No! There’s a reasonable number of coaches I am in contact with but we don’t necessarily talk about football. I will have club coaches connect with me asking about Australian or New Zealand players and quite a few college coaches connect with me about young players coming through. But there’s no secret groups. We’re still in a competitive environment so sometimes there is a bit of an edge to a lot of the relationships with coaches.
What are the biggest challenges for female coaches at the elite level?
Women’s professional football is still very young. Many men have been playing from a young age right the way through and are able to stay in the game in some capacity. That pathway is beginning to develop for women. You don’t have to go back very far to when women couldn’t make a living out of football. They were studying or had another career as a teacher or a lawyer or in healthcare and that was what they had to do as they got older. That wasn’t the case in men’s football and that was part of the lack of opportunity for women in football. They had to get jobs that paid. There’s still not a significant number of reasonable paying jobs in women’s football. But one of my biggest frustrations when I was with Australia was that there was a big push from the administration to get women coaches appointed to the national team. No – what we need to get is more women coaches – at all levels. You can’t just pluck someone from somewhere and say now you are coaching with the national team. We look at the top of the pyramid instead of looking at the bottom. As the game gets more professional and players become professional from a younger age there is more likelihood of more professional female coaches. It’s also not just about coaching. There are more women in other roles – whether it is head of women’s football at a federation or being an analyst – and we need to keep putting things in place to encourage women to stay in those jobs.
What do you enjoy most about coaching?

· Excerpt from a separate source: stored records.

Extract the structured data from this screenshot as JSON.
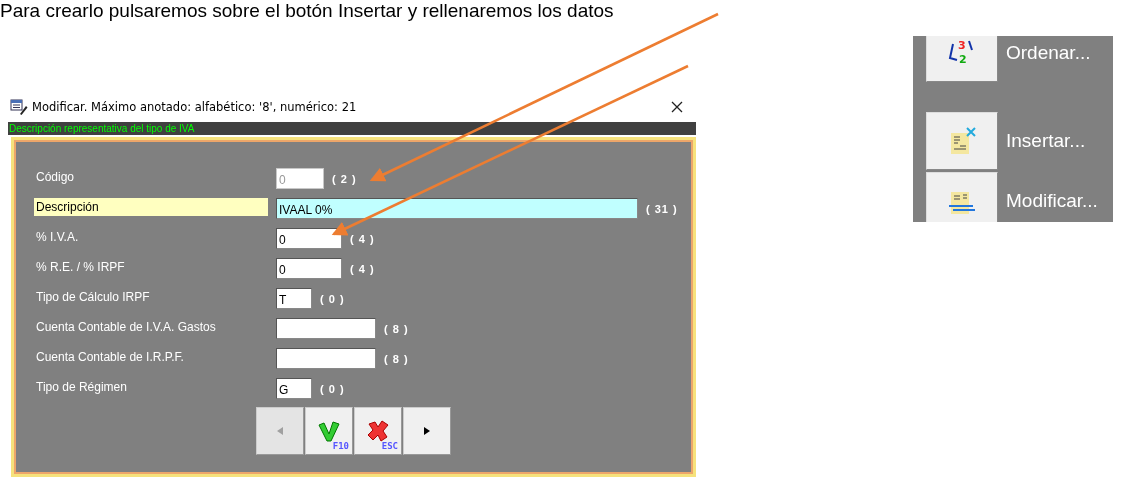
{
  "heading": "Para crearlo pulsaremos sobre el botón Insertar y rellenaremos los datos",
  "dialog": {
    "title": "Modificar.  Máximo anotado: alfabético: '8', numérico: 21",
    "hint": "Descripción representativa del tipo de IVA",
    "fields": [
      {
        "kind": "code",
        "label": "Código",
        "value": "0",
        "limit": "( 2 )",
        "focused": false,
        "disabled": true
      },
      {
        "kind": "text",
        "label": "Descripción",
        "value": "IVAAL 0%",
        "limit": "( 31 )",
        "focused": true,
        "disabled": false
      },
      {
        "kind": "number",
        "label": "% I.V.A.",
        "value": "0",
        "limit": "( 4 )",
        "focused": false,
        "disabled": false
      },
      {
        "kind": "number",
        "label": "% R.E. / % IRPF",
        "value": "0",
        "limit": "( 4 )",
        "focused": false,
        "disabled": false
      },
      {
        "kind": "flag",
        "label": "Tipo de Cálculo IRPF",
        "value": "T",
        "limit": "( 0 )",
        "focused": false,
        "disabled": false
      },
      {
        "kind": "account",
        "label": "Cuenta Contable de I.V.A. Gastos",
        "limit": "( 8 )",
        "focused": false
      },
      {
        "kind": "account",
        "label": "Cuenta Contable de I.R.P.F.",
        "limit": "( 8 )",
        "focused": false
      },
      {
        "kind": "flag",
        "label": "Tipo de Régimen",
        "value": "G",
        "limit": "( 0 )",
        "focused": false,
        "disabled": false
      }
    ],
    "buttons": [
      {
        "kind": "prev",
        "disabled": true
      },
      {
        "kind": "accept",
        "key": "F10",
        "disabled": false
      },
      {
        "kind": "cancel",
        "key": "ESC",
        "disabled": false
      },
      {
        "kind": "next",
        "disabled": false
      }
    ]
  },
  "side_menu": [
    {
      "kind": "sort",
      "icon_digits": [
        "3",
        "2"
      ],
      "label": "Ordenar..."
    },
    {
      "kind": "insert",
      "label": "Insertar..."
    },
    {
      "kind": "edit",
      "label": "Modificar..."
    }
  ]
}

I don’t know [laughs]. I like the tournaments, the travel, getting together with teams, hanging around airports and hotels. I quite enjoy being on the road! I enjoy being part of a team. I enjoy working with young people who are motivated and want to be successful. I enjoy seeing how players you have coached have gone from being young men or women and how they achieve something further down the line. I enjoy that I have met so many people and been to so many places. I have been unbelievably fortunate to be involved in a game and something that I played in the streets back in Glasgow and still have the opportunity to be involved in it. The other thing is the unique connection you can have with people that lasts forever. You can meet up with someone you played with when you were 18 and not seen them for 30 years and it is like you saw them just yesterday. When you talk with people in the game they never talk about the medals or trophies they have won or the recognition. It’s about the experiences they had with the team. It is the people and the personalities and the things that happened – even if it is the bus driving off and leaving someone behind in the toilet [laughs].
Sections of this interview with Tom Sermanni originally appeared in the May 2020 issue of Play On magazine. For more details about Play On – including back issues – click here.